According to one survey by Reuters, nonfarm payrolls likely increased by 165,000 jobs in January after jumping 312,000 in December. The unemployment rate is forecast unchanged at 3.9 percent.
In a separate report on Wednesday, the National Association of Realtors said its pending home sales index, based on contracts signed last month, fell 2.2 percent to 99.0, making it the weakest reading since April 2014.
Contracts to purchase homes have now declined for three straight months. Pending home sales become sales after a month or two, and last month’s drop suggested further weakness in existing home sales after they hit a three-year low in December.
The consensus was for pending home sales to rise 0.5 percent. Pending home sales fell 9.8 percent from a year ago, the 12th straight month of annual decreases. Contracts fell in the South, Northeast and Midwest. They rose in the West.
The weak housing report added to surveys showing a plunge in consumer confidence in January and some regional Fed manufacturing surveys that have suggested a slowdown in economic activity in the fourth quarter and early in 2019.
It is likely that. economic growth has fallen off somewhat in the fourth quarter from the July-September period’s brisk 3.4 percent annualized rate.
The advance fourth-quarter GDP report, which was scheduled for release on Wednesday, has been delayed as the government shutdown prevented the collection of source data by the Commerce Department’s Bureau of Economic Analysis and Census Bureau.
Despite the weakness in signed contracts and sales, the outlook for the housing market is improving amid a moderation in house price inflation.

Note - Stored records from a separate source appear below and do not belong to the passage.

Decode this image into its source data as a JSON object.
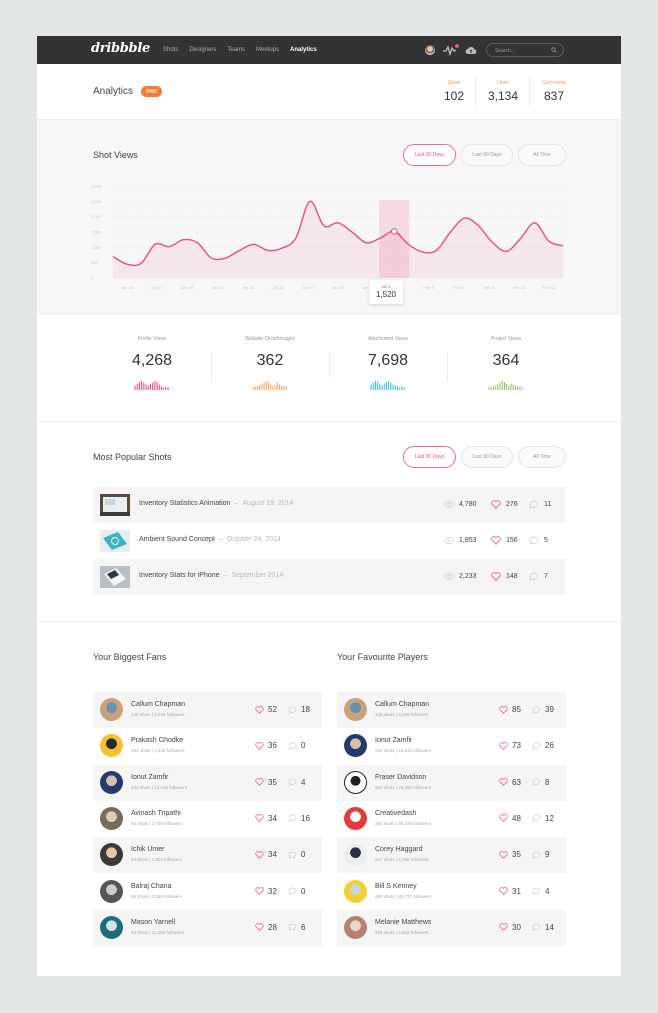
{
  "nav": {
    "logo": "dribbble",
    "links": [
      {
        "label": "Shots",
        "active": false
      },
      {
        "label": "Designers",
        "active": false
      },
      {
        "label": "Teams",
        "active": false
      },
      {
        "label": "Meetups",
        "active": false
      },
      {
        "label": "Analytics",
        "active": true
      }
    ],
    "icons": [
      "user-avatar",
      "activity-icon",
      "cloud-upload-icon"
    ],
    "search_placeholder": "Search..."
  },
  "header": {
    "title": "Analytics",
    "badge": "PRO",
    "stats": [
      {
        "label": "Shots",
        "value": "102"
      },
      {
        "label": "Likes",
        "value": "3,134"
      },
      {
        "label": "Comments",
        "value": "837"
      }
    ]
  },
  "shot_views": {
    "title": "Shot Views",
    "filters": [
      {
        "label": "Last 30 Days",
        "active": true
      },
      {
        "label": "Last 90 Days",
        "active": false
      },
      {
        "label": "All Time",
        "active": false
      }
    ],
    "tooltip": {
      "date": "Jan 1",
      "value": "1,520"
    }
  },
  "chart_data": {
    "type": "area",
    "title": "Shot Views",
    "xlabel": "",
    "ylabel": "",
    "y_tick_labels": [
      "0",
      "500",
      "1,000",
      "1,500",
      "2,000",
      "2,500",
      "3,000"
    ],
    "ylim": [
      0,
      3000
    ],
    "x_tick_labels": [
      "Jan 15",
      "Jan 17",
      "Jan 19",
      "Jan 21",
      "Jan 23",
      "Jan 25",
      "Jan 27",
      "Jan 29",
      "Jan 31",
      "Feb 2",
      "Feb 4",
      "Feb 6",
      "Feb 8",
      "Feb 10",
      "Feb 12"
    ],
    "grid": true,
    "color": "#ea4c89",
    "series": [
      {
        "name": "Shot Views",
        "points": [
          700,
          450,
          480,
          1100,
          1020,
          1250,
          1150,
          650,
          650,
          900,
          1100,
          900,
          970,
          1300,
          2500,
          1700,
          1800,
          1500,
          1150,
          1300,
          1520,
          1100,
          850,
          900,
          1500,
          1950,
          1700,
          1150,
          870,
          1300,
          1800,
          1200,
          1050
        ]
      }
    ],
    "highlight": {
      "label": "Jan 1",
      "value": 1520
    }
  },
  "stats": [
    {
      "label": "Profile Views",
      "value": "4,268",
      "color": "#ea4c89",
      "spark": [
        0.5,
        0.7,
        0.9,
        1,
        0.8,
        0.6,
        0.5,
        0.7,
        0.8,
        1,
        0.9,
        0.6,
        0.4,
        0.3,
        0.4,
        0.3
      ]
    },
    {
      "label": "Website Clickthroughs",
      "value": "362",
      "color": "#f7a55e",
      "spark": [
        0.3,
        0.4,
        0.4,
        0.5,
        0.7,
        0.8,
        1,
        0.8,
        0.6,
        0.4,
        0.6,
        0.9,
        0.6,
        0.5,
        0.4,
        0.4
      ]
    },
    {
      "label": "Attachment Views",
      "value": "7,698",
      "color": "#3cc2e0",
      "spark": [
        0.6,
        0.8,
        1,
        0.9,
        0.7,
        0.5,
        0.7,
        0.9,
        1,
        0.8,
        0.6,
        0.5,
        0.4,
        0.3,
        0.4,
        0.3
      ]
    },
    {
      "label": "Project Views",
      "value": "364",
      "color": "#9cc46b",
      "spark": [
        0.3,
        0.4,
        0.4,
        0.5,
        0.6,
        0.8,
        1,
        0.9,
        0.7,
        0.5,
        0.7,
        0.6,
        0.5,
        0.4,
        0.4,
        0.3
      ]
    }
  ],
  "popular": {
    "title": "Most Popular Shots",
    "filters": [
      {
        "label": "Last 30 Days",
        "active": true
      },
      {
        "label": "Last 90 Days",
        "active": false
      },
      {
        "label": "All Time",
        "active": false
      }
    ],
    "shots": [
      {
        "title": "Inventory Statistics Animation",
        "date": "August 19, 2014",
        "views": "4,780",
        "likes": "276",
        "comments": "11"
      },
      {
        "title": "Ambient Sound Concept",
        "date": "October 24, 2014",
        "views": "1,853",
        "likes": "156",
        "comments": "5"
      },
      {
        "title": "Inventory Stats for iPhone",
        "date": "September 2014",
        "views": "2,233",
        "likes": "148",
        "comments": "7"
      }
    ]
  },
  "fans": {
    "title": "Your Biggest Fans",
    "items": [
      {
        "name": "Callum Chapman",
        "meta": "146 shots  |  3,268 followers",
        "likes": "52",
        "comments": "18"
      },
      {
        "name": "Prakash Ghodke",
        "meta": "104 shots  |  4,349 followers",
        "likes": "36",
        "comments": "0"
      },
      {
        "name": "Ionut Zamfir",
        "meta": "332 shots  |  13,615 followers",
        "likes": "35",
        "comments": "4"
      },
      {
        "name": "Avinash Tripathi",
        "meta": "64 shots  |  1,738 followers",
        "likes": "34",
        "comments": "16"
      },
      {
        "name": "Ichik Umer",
        "meta": "89 shots  |  1,853 followers",
        "likes": "34",
        "comments": "0"
      },
      {
        "name": "Balraj Chana",
        "meta": "56 shots  |  2,399 followers",
        "likes": "32",
        "comments": "0"
      },
      {
        "name": "Mason Yarnell",
        "meta": "53 shots  |  11,496 followers",
        "likes": "28",
        "comments": "6"
      }
    ]
  },
  "players": {
    "title": "Your Favourite Players",
    "items": [
      {
        "name": "Callum Chapman",
        "meta": "146 shots  |  3,268 followers",
        "likes": "85",
        "comments": "39"
      },
      {
        "name": "Ionut Zamfir",
        "meta": "332 shots  |  13,615 followers",
        "likes": "73",
        "comments": "26"
      },
      {
        "name": "Fraser Davidson",
        "meta": "910 shots  |  19,262 followers",
        "likes": "63",
        "comments": "8"
      },
      {
        "name": "Creativedash",
        "meta": "392 shots  |  39,186 followers",
        "likes": "48",
        "comments": "12"
      },
      {
        "name": "Corey Haggard",
        "meta": "247 shots  |  5,766 followers",
        "likes": "35",
        "comments": "9"
      },
      {
        "name": "Bill S Kenney",
        "meta": "489 shots  |  35,737 followers",
        "likes": "31",
        "comments": "4"
      },
      {
        "name": "Melanie Matthews",
        "meta": "254 shots  |  3,959 followers",
        "likes": "30",
        "comments": "14"
      }
    ]
  }
}
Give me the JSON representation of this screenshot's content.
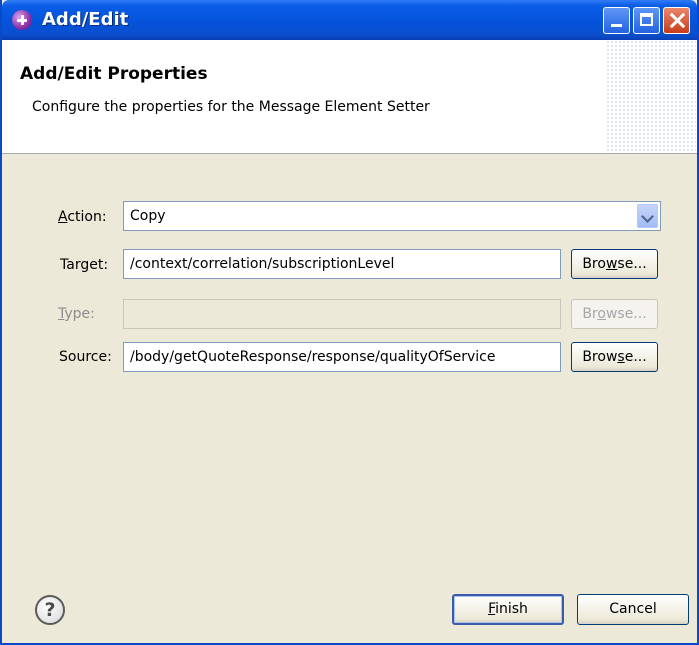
{
  "window": {
    "title": "Add/Edit"
  },
  "header": {
    "title": "Add/Edit Properties",
    "description": "Configure the properties for the Message Element Setter"
  },
  "form": {
    "action": {
      "label_mnemonic": "A",
      "label_rest": "ction:",
      "value": "Copy"
    },
    "target": {
      "label": "Target:",
      "value": "/context/correlation/subscriptionLevel",
      "browse_pre": "Bro",
      "browse_mn": "w",
      "browse_post": "se..."
    },
    "type": {
      "label_mnemonic": "T",
      "label_rest": "ype:",
      "value": "",
      "browse_pre": "Br",
      "browse_mn": "o",
      "browse_post": "wse..."
    },
    "source": {
      "label": "Source:",
      "value": "/body/getQuoteResponse/response/qualityOfService",
      "browse_pre": "Brow",
      "browse_mn": "s",
      "browse_post": "e..."
    }
  },
  "footer": {
    "help_icon": "question-mark-icon",
    "finish_mnemonic": "F",
    "finish_rest": "inish",
    "cancel_label": "Cancel"
  }
}
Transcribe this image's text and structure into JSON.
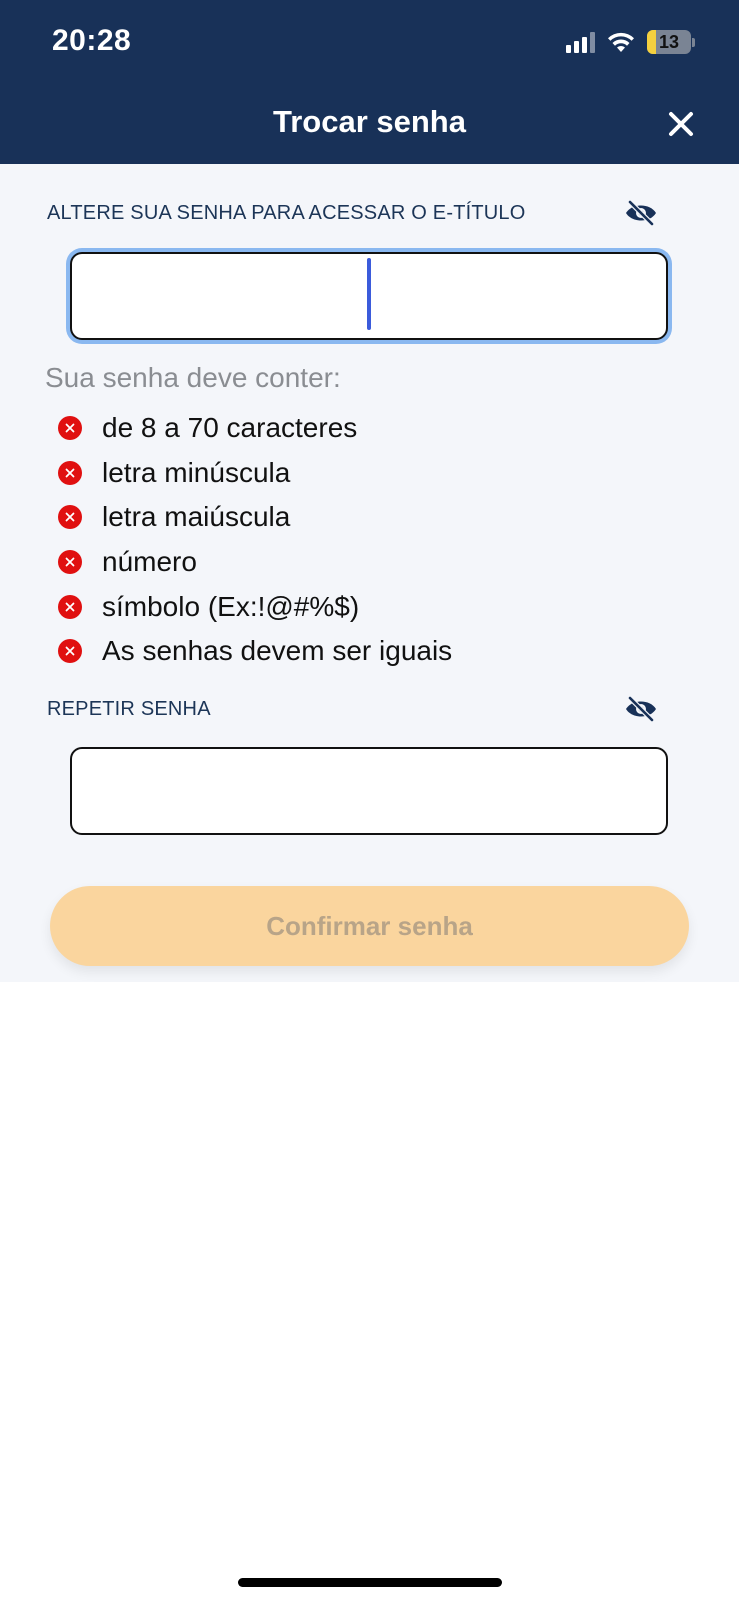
{
  "status_bar": {
    "time": "20:28",
    "battery_level": "13",
    "icons": [
      "signal-icon",
      "wifi-icon",
      "battery-icon"
    ]
  },
  "header": {
    "title": "Trocar senha",
    "close_icon": "close-icon",
    "background_color": "#183158"
  },
  "password_field": {
    "label": "ALTERE SUA SENHA PARA ACESSAR O E-TÍTULO",
    "value": "",
    "visibility_icon": "eye-slash-icon",
    "focused": true
  },
  "requirements": {
    "heading": "Sua senha deve conter:",
    "status_icon": "error-x-icon",
    "status_color": "#e01010",
    "items": [
      {
        "label": "de 8 a 70 caracteres",
        "met": false
      },
      {
        "label": "letra minúscula",
        "met": false
      },
      {
        "label": "letra maiúscula",
        "met": false
      },
      {
        "label": "número",
        "met": false
      },
      {
        "label": "símbolo (Ex:!@#%$)",
        "met": false
      },
      {
        "label": "As senhas devem ser iguais",
        "met": false
      }
    ]
  },
  "repeat_field": {
    "label": "REPETIR SENHA",
    "value": "",
    "visibility_icon": "eye-slash-icon"
  },
  "confirm_button": {
    "label": "Confirmar senha",
    "enabled": false,
    "color": "#fad59e"
  }
}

The slowdown in house prices comes at a time when the 30-year fixed mortgage rate is hovering at a nine-month low of 4.45 percent, according to mortgage finance agency Freddie Mac. This, together with improving supply, could help to support the housing market this year after it struggled in 2018.